Using Dweck's Theory of Motivation to Determine How a Student's View of Intelligence Affects Their Overall Academic Achievement

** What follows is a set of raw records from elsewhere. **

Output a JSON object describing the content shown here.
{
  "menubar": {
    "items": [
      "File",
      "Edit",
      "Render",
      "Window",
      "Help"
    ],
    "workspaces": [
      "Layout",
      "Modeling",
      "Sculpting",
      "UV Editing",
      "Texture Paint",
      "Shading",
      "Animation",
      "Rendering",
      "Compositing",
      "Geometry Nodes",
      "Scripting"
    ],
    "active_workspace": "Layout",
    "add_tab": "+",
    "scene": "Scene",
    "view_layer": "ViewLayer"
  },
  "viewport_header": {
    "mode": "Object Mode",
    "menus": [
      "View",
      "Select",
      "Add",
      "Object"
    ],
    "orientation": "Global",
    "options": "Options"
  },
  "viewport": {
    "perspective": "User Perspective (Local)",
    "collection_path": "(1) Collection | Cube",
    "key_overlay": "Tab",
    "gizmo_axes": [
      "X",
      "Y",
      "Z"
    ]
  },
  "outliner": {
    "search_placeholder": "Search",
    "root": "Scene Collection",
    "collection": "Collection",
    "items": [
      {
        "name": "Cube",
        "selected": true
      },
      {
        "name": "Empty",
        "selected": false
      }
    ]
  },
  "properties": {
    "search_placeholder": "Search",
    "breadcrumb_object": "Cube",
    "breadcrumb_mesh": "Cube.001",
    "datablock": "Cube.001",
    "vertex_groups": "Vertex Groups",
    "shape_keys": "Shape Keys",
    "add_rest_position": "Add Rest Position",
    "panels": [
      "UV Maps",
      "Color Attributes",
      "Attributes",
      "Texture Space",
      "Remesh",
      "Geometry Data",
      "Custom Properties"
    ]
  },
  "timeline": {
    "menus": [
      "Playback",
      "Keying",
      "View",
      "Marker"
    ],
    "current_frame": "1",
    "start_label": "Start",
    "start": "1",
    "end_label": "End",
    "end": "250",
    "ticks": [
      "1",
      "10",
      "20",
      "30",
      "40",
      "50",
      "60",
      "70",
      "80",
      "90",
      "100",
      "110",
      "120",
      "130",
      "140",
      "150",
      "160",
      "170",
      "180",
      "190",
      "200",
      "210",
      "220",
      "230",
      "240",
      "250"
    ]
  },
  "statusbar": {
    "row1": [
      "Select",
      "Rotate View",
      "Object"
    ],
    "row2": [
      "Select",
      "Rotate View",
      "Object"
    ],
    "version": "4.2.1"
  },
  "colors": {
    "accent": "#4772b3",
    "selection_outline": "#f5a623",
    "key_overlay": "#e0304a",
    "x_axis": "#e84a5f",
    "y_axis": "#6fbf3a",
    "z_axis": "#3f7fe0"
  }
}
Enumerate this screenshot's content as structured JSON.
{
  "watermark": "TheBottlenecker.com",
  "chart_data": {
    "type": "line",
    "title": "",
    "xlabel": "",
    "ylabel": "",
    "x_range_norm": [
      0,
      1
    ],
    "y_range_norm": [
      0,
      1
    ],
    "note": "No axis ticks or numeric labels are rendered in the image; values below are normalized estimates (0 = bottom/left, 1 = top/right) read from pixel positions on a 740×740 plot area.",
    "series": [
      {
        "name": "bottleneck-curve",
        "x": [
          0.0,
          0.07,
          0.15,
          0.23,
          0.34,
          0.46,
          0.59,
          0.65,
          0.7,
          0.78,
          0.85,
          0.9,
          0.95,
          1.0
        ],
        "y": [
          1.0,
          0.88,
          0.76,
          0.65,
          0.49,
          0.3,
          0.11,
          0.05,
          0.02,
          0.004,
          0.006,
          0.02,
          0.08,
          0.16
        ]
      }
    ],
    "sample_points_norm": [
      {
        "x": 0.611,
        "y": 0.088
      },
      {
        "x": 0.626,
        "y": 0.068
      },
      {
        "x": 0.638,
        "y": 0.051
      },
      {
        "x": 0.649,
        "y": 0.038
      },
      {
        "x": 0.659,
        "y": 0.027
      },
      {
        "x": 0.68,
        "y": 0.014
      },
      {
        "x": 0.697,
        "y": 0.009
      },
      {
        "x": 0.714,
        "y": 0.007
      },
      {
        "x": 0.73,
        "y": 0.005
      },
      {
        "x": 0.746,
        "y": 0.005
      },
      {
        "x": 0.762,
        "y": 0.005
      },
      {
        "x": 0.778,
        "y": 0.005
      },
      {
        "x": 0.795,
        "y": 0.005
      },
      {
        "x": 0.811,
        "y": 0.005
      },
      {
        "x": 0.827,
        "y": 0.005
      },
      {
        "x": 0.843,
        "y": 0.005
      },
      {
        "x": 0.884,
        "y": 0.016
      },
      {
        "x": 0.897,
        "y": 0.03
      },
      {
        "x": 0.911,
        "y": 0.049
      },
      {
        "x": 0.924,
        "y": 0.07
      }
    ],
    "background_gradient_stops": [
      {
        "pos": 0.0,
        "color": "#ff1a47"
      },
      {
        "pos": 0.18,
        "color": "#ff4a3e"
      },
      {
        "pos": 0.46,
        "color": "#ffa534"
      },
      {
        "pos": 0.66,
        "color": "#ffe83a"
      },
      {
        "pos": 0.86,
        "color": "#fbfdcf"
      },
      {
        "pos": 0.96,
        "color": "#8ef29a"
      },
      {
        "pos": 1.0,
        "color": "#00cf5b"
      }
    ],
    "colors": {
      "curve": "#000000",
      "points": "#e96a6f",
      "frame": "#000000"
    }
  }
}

This study explored how student intelligence was directly linked to the goals and motivation held by students when engaged in academic settings. Students were administered a questionnaire developed by Dr. Carol Dweck in which they responded to statements in order to determine their individual theory of intelligence. Once this was accomplished, multiple student variables (including but not limited to first semester GPA, second semester GPA, ACT composite score, age, and college coursework) were compared to their view of intelligence to determine if any correlations existed. Results showed that there was no significant difference between students who viewed intelligence as malleable or fixed with regard to first semester GPA scores or the comparison between first and second semester GPA scores. The data from this research study supported other research by finding that approximately 15% of students were identified in the undecided category regarding their view of intelligence. There was no significant difference found between entity theorists and incremental theorists in regards to the theory of intelligence students held determining whether or not their second semester GPA scores would increase or decrease when compared to their first semester GPA scores. In addition, a significant difference was found between student views of intelligence and their ACT composite score. It was also discovered that there was a positive correlation between how students viewed intelligence and how they viewed talent development. Findings from this study suggest that praise can be both motivating as well as detrimental to students, and it is important that the correct type of praise be used when addressing students. It was also discovered that teachers can have a direct role in regard to helping students change their view of intelligence from an entity view, in which they view intelligence as a fixed trait, to an incremental view, in which they view intelligence as a malleable trait and able to change through their own effort and hard work. Future research topics are discussed in an effort to determine what strategies and methods can be utilized to allow as many students as possible to reach their full academic potential.